After pressure from some users and user safety groups to remove it, Twitter has reinstated a feature that promotes suicide prevention hotlines and other safety resources to users looking for specific content.
Reuters reported on Friday that the feature was removed a few days ago, citing two people familiar with the matter who said the removal was ordered by the social media platform’s new owner, Elon Musk.
After the story was published, Twitter’s head of trust and safety Ella Irwin confirmed the removal and called it temporary.
Twitter is “addressing relevancy, optimizing the size of message prompts and correcting outdated prompts,” Irwin told Reuters in an email. “We know they’re useful and it’s not our intention to cut them down forever.”
About 15 hours after the initial report, Musk, who initially did not respond to requests for comment, tweeted, “Wrong, it’s still there.” In response to criticism from Twitter users, he also tweeted, “Twitter does not prevent suicide.”

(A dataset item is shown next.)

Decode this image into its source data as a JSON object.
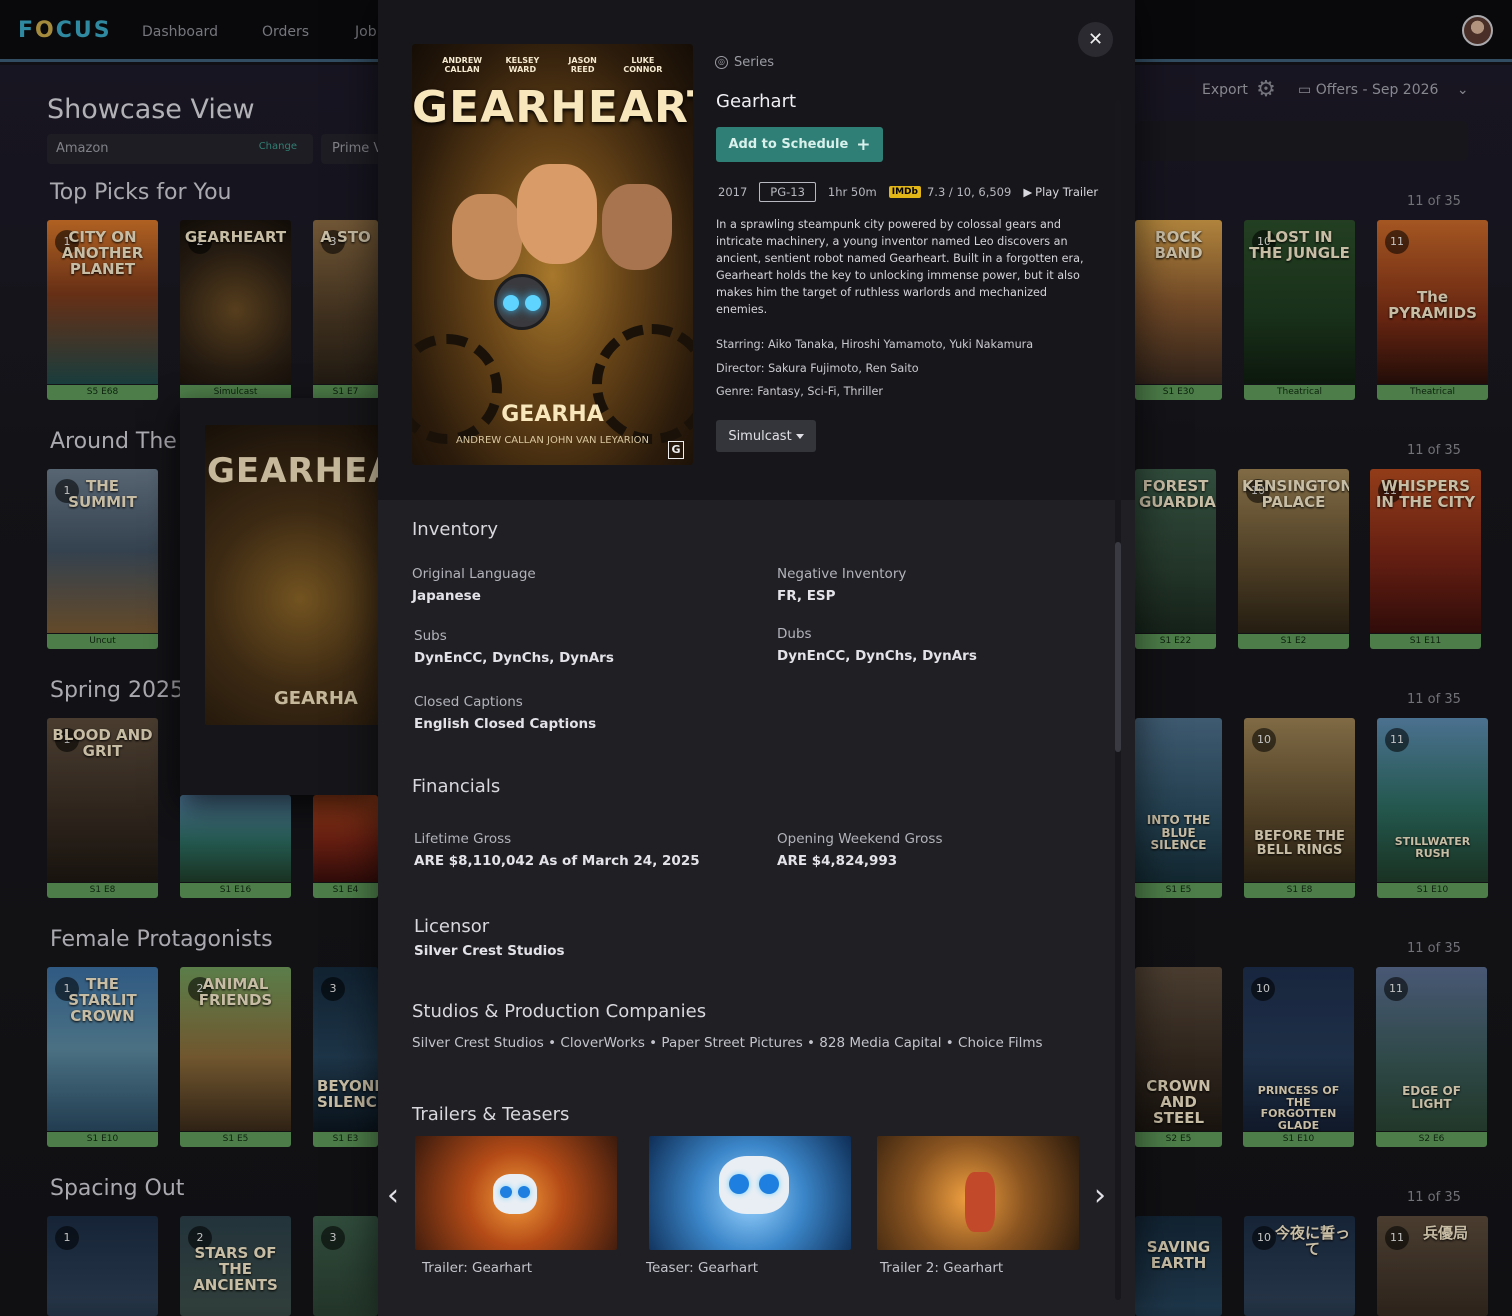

The feature, called #ThereIsHelp, places a banner at the top of search results for specific topics. It lists contacts for aid organizations in several countries dealing with mental health, HIV, vaccines, child sexual exploitation, COVID-19, gender-based violence, natural disasters and freedom of expression.
As of Saturday, the banner returned to searches about suicide and domestic violence in several countries under terms like “shtwt,” shorthand for “self-harm Twitter.”
It is not clear whether the feature has been restored for other categories. Some search queries that Twitter previously said triggered such as “#HIV” are missing the feature.
Irwin did not immediately respond to a request for comment Saturday.
Twitter prohibits users from promoting self-harm, although user safety groups have criticized the company for allowing posts they say violate the policy.
On Saturday, tweets appeared showing graphic images of people cutting off their hands under banners in search of self-harm.
The disappearance of #ThereIsHelp has led some consumer safety groups and Twitter users to express concerns about the well-being of the platform’s vulnerable users.
Due to pressure from such groups, Internet services including Twitter, Alphabet’s Google and Meta’s Facebook have tried for years to direct users to reputable resource providers for security concerns.
In her email Friday, Twitter’s Irwin said, “Google does really well with these in their search results, and (we’re) actually mirroring some of their policies with the changes we’re making.”
She added, “Google provides highly relevant message prompts based on search terms that are always current and optimized for both mobile and web.”
Irliani Abdul Rahman, who sits on Twitter’s recently disbanded content advisory group, said the disappearance of #ThereIsHelp was “very disturbing” and that removing a feature entirely to restore it was unusual.